Finally, defendant assigns error to the trial court's award of attorney's fees to defendant. N.C.Gen.Stat. ยง 6-21.1 provides in pertinent part:

In any personal injury or property damage suit ... instituted in a court of record, where the judgment for recovery of damages is ten thousand dollars ($10,000) or less, the presiding judge may, in his discretion, allow a reasonable attorney fee to the duly licensed attorney representing the litigant obtaining a judgment for damages in said suit....
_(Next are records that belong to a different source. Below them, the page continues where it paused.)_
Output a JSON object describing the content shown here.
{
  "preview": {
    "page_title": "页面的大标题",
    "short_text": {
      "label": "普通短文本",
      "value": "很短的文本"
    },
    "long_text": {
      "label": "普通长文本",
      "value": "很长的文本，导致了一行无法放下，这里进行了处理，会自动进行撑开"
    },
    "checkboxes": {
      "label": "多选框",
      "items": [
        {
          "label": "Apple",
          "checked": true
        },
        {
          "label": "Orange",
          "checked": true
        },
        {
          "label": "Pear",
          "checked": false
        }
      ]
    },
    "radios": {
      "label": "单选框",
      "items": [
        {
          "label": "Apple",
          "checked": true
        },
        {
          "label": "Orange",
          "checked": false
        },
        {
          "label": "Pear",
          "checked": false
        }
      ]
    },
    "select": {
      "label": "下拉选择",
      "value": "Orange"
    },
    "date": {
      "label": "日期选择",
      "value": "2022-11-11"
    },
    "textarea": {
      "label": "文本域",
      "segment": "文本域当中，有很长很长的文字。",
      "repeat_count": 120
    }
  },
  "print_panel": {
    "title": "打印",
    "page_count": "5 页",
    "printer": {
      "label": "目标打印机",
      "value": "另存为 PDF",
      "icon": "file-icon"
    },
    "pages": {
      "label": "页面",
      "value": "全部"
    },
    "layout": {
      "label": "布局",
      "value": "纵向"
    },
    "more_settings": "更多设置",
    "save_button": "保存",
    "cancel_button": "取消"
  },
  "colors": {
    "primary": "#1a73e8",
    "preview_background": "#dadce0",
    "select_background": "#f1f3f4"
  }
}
The statute refers to "the litigant obtaining a judgment." We therefore reject plaintiff's contention that the legislature did not intend for defendants to be able to collect attorney's fees when they have prevailed on counterclaims for less than the stated amount. We also decline to adopt plaintiff's argument that the trial court was required to make findings of fact allocating the time spent on this case between work required to defend against plaintiff's claim and that required to forward her counterclaim. We see little way for the trial court to have made such a differentiation in this case. Much of the investigation and presentation of evidence necessarily overlapped. Defendant's attorneys presented evidence tending to show that they were entitled to a fee of $8000.00 for their work in this case. The trial court, after "having carefully reviewed the petitioner's hours," awarded $5000.00. There was no abuse of discretion in this award. The assignments of error relating to the award of attorney's fees are therefore overruled.

No error.

HEDRICK, C.J., and EAGLES, J., concur.